▶ [Exercise details] Only the number is needed. Please count the lines below in which the word "text" occurs.

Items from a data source
BEGIN
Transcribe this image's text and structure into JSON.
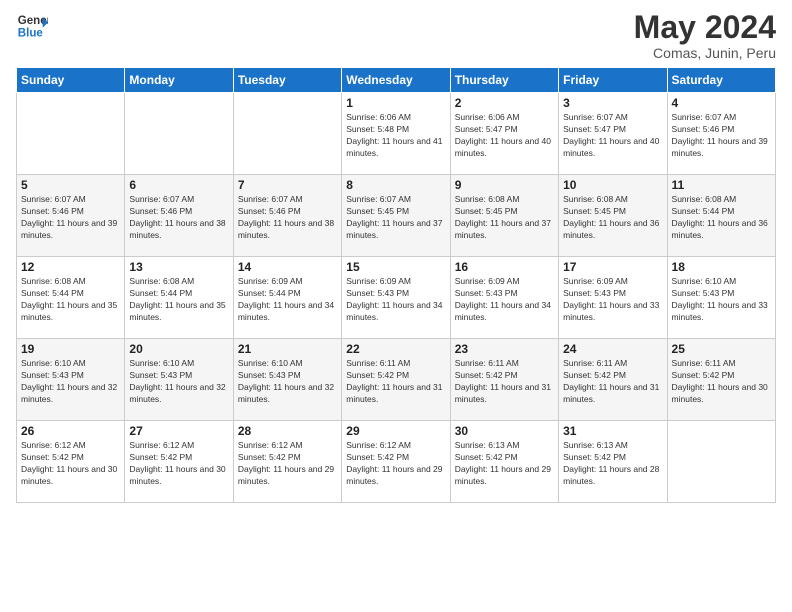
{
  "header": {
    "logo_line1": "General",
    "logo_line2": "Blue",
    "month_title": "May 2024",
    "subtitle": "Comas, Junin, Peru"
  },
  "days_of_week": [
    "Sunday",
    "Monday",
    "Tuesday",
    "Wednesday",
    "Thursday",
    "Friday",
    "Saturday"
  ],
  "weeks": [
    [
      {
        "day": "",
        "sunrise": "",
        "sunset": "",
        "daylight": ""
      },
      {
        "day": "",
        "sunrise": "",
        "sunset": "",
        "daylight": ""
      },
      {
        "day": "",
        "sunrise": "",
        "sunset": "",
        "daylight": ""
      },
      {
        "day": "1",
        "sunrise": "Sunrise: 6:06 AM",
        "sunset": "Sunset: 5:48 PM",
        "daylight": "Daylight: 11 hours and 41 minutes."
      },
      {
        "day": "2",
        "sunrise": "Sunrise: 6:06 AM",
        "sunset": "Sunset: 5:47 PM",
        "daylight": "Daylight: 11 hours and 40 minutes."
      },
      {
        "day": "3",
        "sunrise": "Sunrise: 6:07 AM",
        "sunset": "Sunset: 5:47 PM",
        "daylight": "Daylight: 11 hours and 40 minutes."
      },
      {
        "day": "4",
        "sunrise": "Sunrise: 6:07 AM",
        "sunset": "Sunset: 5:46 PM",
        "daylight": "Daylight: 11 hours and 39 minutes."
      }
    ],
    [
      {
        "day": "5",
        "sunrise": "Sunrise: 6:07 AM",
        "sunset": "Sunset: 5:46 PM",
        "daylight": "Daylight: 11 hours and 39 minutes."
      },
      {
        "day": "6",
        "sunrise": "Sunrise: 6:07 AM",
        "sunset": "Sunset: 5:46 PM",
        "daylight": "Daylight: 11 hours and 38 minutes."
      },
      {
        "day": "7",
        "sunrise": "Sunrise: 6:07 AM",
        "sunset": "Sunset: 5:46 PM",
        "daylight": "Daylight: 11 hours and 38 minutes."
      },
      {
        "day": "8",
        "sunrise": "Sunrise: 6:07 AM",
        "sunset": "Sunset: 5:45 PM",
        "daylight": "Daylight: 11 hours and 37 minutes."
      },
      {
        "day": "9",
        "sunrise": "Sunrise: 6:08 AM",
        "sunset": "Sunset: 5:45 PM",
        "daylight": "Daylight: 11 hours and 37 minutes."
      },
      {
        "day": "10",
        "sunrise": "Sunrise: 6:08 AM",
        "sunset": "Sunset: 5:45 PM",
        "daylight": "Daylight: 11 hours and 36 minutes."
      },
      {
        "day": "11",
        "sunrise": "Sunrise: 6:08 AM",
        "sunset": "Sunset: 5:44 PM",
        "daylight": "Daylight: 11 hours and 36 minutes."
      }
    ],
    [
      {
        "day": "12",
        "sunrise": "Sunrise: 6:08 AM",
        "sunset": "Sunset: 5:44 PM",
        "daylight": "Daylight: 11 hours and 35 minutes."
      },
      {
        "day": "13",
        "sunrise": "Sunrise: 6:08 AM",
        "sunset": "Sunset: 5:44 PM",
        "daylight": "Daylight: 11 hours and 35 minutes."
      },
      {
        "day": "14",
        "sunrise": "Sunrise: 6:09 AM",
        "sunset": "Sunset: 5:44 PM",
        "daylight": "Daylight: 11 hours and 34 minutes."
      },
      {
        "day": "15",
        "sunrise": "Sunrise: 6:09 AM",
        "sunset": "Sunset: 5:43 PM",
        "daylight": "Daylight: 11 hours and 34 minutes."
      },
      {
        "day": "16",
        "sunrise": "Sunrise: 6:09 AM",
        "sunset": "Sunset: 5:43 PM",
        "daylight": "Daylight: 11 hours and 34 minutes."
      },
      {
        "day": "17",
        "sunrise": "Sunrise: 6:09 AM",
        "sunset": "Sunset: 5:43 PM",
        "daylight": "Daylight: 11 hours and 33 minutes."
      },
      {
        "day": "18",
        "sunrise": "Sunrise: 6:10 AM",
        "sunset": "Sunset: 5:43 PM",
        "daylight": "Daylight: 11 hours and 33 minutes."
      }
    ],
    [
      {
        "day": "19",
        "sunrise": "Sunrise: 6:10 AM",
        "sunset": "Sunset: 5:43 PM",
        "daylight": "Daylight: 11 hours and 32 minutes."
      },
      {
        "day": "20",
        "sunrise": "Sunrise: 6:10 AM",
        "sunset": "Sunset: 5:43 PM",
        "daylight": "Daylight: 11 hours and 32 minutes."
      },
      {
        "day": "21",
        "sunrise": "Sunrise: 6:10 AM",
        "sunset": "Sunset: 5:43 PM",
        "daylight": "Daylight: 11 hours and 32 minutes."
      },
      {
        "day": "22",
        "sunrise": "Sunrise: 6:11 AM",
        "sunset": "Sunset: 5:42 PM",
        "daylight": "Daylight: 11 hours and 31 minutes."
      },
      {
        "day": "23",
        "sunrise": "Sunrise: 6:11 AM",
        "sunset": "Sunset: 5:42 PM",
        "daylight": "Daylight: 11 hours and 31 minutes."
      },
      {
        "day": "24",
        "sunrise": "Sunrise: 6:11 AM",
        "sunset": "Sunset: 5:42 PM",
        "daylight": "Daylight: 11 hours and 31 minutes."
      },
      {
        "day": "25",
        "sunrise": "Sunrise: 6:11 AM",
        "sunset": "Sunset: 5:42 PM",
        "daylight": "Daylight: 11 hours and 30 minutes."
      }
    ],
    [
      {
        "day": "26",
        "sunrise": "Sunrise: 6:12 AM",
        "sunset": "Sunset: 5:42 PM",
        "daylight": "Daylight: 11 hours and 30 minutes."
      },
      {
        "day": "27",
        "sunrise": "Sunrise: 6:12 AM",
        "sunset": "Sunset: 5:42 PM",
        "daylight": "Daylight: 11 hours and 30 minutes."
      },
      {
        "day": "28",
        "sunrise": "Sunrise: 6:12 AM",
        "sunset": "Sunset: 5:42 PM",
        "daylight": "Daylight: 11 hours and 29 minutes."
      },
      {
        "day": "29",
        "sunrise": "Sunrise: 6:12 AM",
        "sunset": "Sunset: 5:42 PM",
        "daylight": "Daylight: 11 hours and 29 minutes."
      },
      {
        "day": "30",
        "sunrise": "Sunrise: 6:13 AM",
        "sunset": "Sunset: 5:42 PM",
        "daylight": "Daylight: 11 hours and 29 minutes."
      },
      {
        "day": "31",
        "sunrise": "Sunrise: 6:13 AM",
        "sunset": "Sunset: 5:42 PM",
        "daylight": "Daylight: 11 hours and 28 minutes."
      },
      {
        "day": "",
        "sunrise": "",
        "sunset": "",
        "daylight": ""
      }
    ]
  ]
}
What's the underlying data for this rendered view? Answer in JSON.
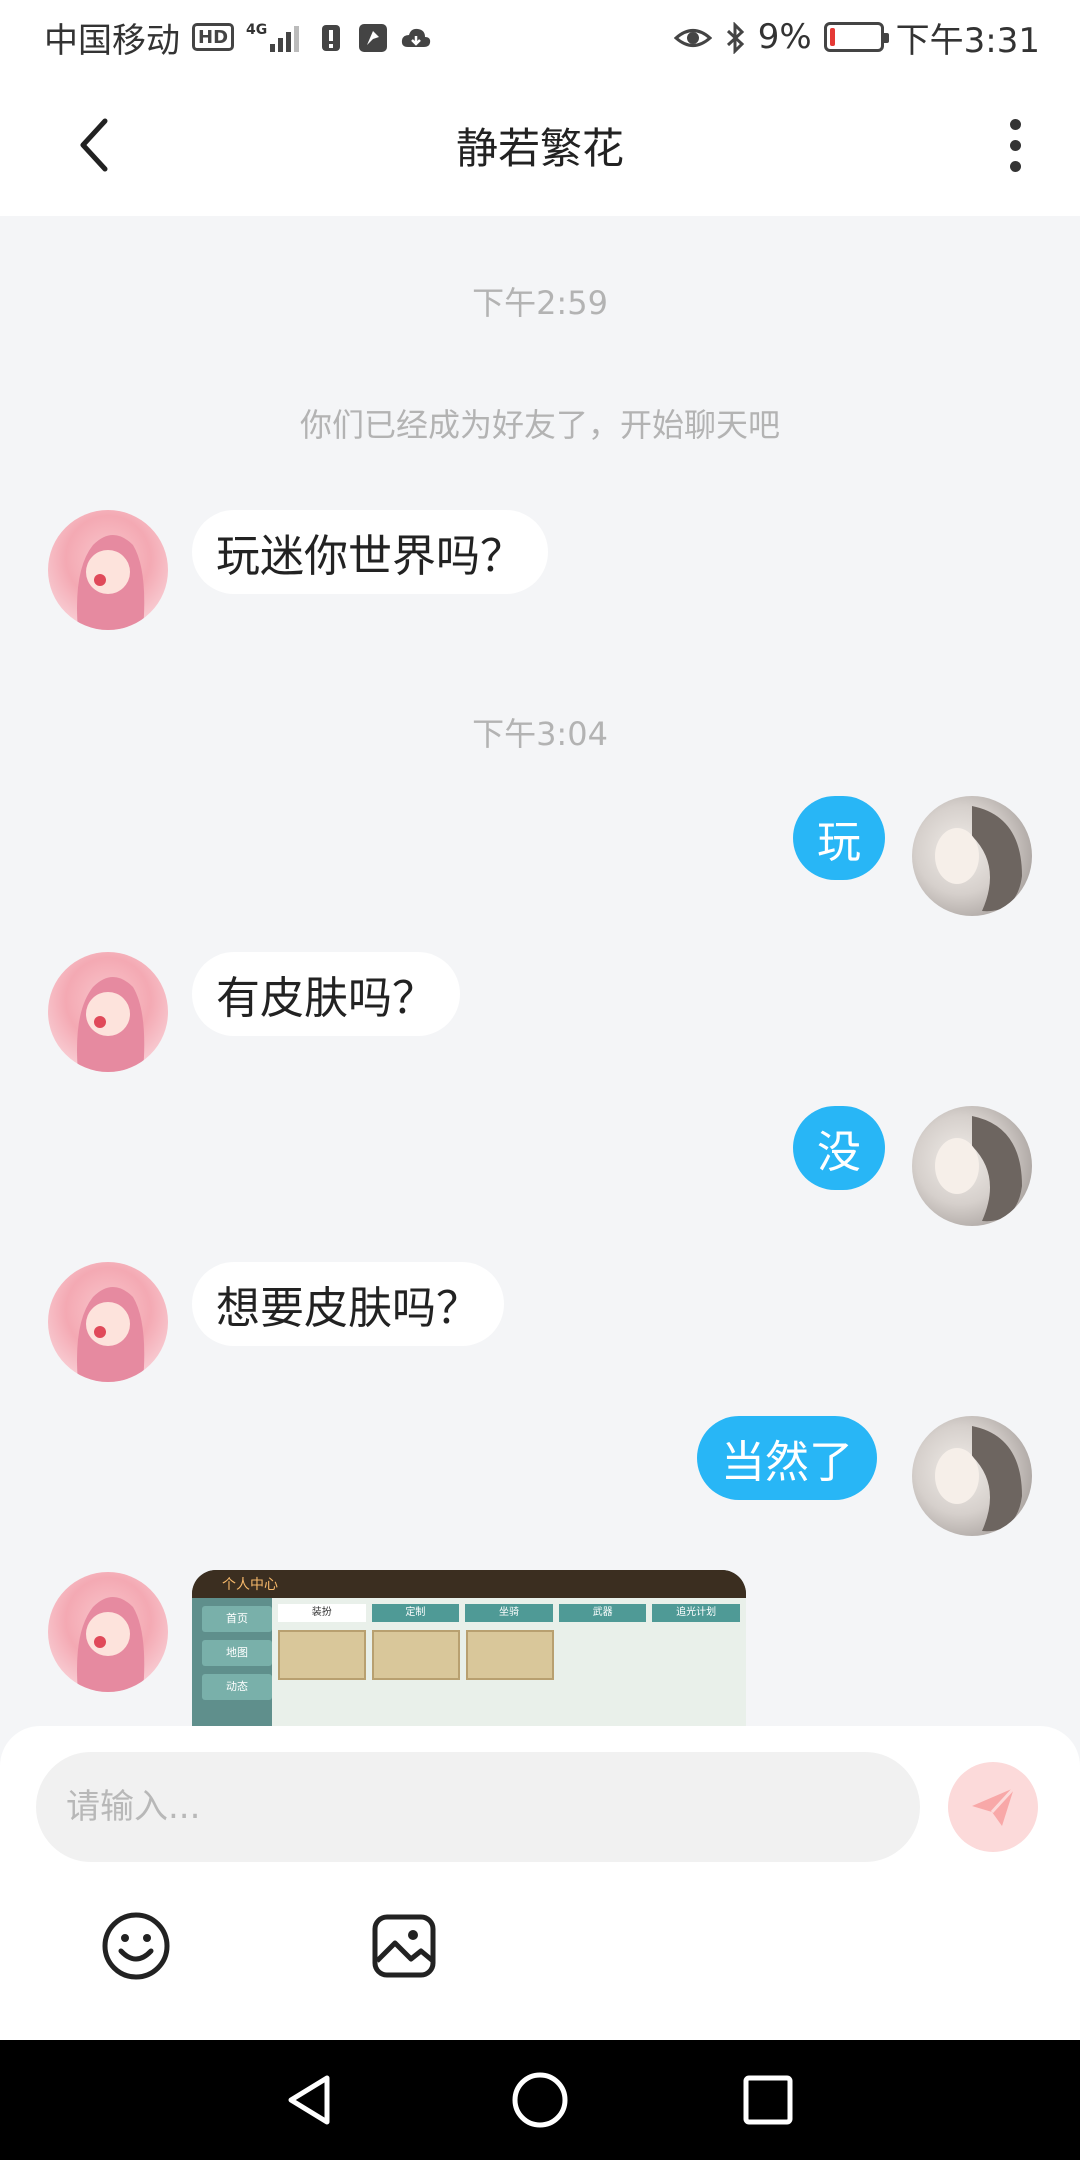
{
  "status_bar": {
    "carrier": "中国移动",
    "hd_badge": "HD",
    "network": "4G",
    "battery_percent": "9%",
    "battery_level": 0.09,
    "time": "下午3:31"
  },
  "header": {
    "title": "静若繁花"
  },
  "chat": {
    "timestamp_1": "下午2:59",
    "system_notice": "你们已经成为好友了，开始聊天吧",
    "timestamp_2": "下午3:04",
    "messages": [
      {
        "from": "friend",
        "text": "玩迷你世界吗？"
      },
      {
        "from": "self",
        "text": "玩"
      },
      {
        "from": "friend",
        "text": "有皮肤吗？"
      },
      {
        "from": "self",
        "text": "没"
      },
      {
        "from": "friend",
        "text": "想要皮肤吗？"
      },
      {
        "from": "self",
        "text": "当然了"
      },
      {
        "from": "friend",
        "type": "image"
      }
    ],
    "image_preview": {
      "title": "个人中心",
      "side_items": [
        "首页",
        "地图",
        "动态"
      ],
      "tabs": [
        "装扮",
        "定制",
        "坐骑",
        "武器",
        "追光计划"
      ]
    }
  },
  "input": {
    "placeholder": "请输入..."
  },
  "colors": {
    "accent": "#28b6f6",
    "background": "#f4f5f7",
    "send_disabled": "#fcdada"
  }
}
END
▶ [Final answer] 7